## What is being asked
Each entry needs to be retyped exactly, with nothing added or dropped.

## Source information
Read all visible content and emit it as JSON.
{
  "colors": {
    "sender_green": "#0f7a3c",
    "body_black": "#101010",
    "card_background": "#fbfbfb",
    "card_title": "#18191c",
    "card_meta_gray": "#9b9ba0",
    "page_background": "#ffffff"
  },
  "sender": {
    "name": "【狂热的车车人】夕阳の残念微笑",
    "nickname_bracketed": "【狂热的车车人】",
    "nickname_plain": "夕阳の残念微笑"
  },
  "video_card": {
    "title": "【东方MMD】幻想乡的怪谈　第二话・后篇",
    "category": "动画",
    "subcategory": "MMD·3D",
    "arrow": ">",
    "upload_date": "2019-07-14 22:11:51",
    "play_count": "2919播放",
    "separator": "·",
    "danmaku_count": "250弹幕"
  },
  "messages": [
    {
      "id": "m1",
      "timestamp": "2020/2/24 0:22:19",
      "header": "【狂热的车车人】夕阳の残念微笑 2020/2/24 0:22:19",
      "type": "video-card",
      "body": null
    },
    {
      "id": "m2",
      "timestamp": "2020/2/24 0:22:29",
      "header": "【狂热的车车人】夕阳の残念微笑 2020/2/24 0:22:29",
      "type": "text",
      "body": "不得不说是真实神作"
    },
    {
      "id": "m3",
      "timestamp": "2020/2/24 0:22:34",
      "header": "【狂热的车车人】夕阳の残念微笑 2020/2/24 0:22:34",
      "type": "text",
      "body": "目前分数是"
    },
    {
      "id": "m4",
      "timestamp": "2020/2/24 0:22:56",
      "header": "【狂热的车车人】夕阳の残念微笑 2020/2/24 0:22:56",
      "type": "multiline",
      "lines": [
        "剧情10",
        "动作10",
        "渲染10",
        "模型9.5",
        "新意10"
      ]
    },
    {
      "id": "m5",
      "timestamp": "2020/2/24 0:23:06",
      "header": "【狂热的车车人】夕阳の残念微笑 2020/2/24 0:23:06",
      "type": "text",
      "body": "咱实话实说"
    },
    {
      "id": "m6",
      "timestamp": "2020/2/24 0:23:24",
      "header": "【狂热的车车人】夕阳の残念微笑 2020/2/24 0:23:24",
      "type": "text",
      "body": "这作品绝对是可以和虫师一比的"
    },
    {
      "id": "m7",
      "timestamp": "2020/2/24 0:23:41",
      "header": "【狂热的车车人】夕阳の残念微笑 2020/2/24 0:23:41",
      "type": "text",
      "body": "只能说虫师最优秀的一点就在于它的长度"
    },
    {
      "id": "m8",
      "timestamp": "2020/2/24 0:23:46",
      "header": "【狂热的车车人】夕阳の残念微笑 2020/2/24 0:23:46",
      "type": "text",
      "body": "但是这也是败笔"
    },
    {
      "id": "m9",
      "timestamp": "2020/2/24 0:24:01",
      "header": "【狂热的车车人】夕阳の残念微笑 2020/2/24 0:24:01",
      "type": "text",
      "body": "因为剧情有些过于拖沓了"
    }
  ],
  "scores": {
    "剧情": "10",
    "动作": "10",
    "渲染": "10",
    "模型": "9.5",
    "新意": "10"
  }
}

## The answer
Read all visible content and emit it as JSON.
{
  "colors": {
    "sender_green": "#0f7a3c",
    "body_black": "#101010",
    "card_background": "#fbfbfb",
    "card_title": "#18191c",
    "card_meta_gray": "#9b9ba0",
    "page_background": "#ffffff"
  },
  "sender": {
    "name": "【狂热的车车人】夕阳の残念微笑",
    "nickname_bracketed": "【狂热的车车人】",
    "nickname_plain": "夕阳の残念微笑"
  },
  "video_card": {
    "title": "【东方MMD】幻想乡的怪谈　第二话・后篇",
    "category": "动画",
    "subcategory": "MMD·3D",
    "arrow": ">",
    "upload_date": "2019-07-14 22:11:51",
    "play_count": "2919播放",
    "separator": "·",
    "danmaku_count": "250弹幕"
  },
  "messages": [
    {
      "id": "m1",
      "timestamp": "2020/2/24 0:22:19",
      "header": "【狂热的车车人】夕阳の残念微笑 2020/2/24 0:22:19",
      "type": "video-card",
      "body": null
    },
    {
      "id": "m2",
      "timestamp": "2020/2/24 0:22:29",
      "header": "【狂热的车车人】夕阳の残念微笑 2020/2/24 0:22:29",
      "type": "text",
      "body": "不得不说是真实神作"
    },
    {
      "id": "m3",
      "timestamp": "2020/2/24 0:22:34",
      "header": "【狂热的车车人】夕阳の残念微笑 2020/2/24 0:22:34",
      "type": "text",
      "body": "目前分数是"
    },
    {
      "id": "m4",
      "timestamp": "2020/2/24 0:22:56",
      "header": "【狂热的车车人】夕阳の残念微笑 2020/2/24 0:22:56",
      "type": "multiline",
      "lines": [
        "剧情10",
        "动作10",
        "渲染10",
        "模型9.5",
        "新意10"
      ]
    },
    {
      "id": "m5",
      "timestamp": "2020/2/24 0:23:06",
      "header": "【狂热的车车人】夕阳の残念微笑 2020/2/24 0:23:06",
      "type": "text",
      "body": "咱实话实说"
    },
    {
      "id": "m6",
      "timestamp": "2020/2/24 0:23:24",
      "header": "【狂热的车车人】夕阳の残念微笑 2020/2/24 0:23:24",
      "type": "text",
      "body": "这作品绝对是可以和虫师一比的"
    },
    {
      "id": "m7",
      "timestamp": "2020/2/24 0:23:41",
      "header": "【狂热的车车人】夕阳の残念微笑 2020/2/24 0:23:41",
      "type": "text",
      "body": "只能说虫师最优秀的一点就在于它的长度"
    },
    {
      "id": "m8",
      "timestamp": "2020/2/24 0:23:46",
      "header": "【狂热的车车人】夕阳の残念微笑 2020/2/24 0:23:46",
      "type": "text",
      "body": "但是这也是败笔"
    },
    {
      "id": "m9",
      "timestamp": "2020/2/24 0:24:01",
      "header": "【狂热的车车人】夕阳の残念微笑 2020/2/24 0:24:01",
      "type": "text",
      "body": "因为剧情有些过于拖沓了"
    }
  ],
  "scores": {
    "剧情": "10",
    "动作": "10",
    "渲染": "10",
    "模型": "9.5",
    "新意": "10"
  }
}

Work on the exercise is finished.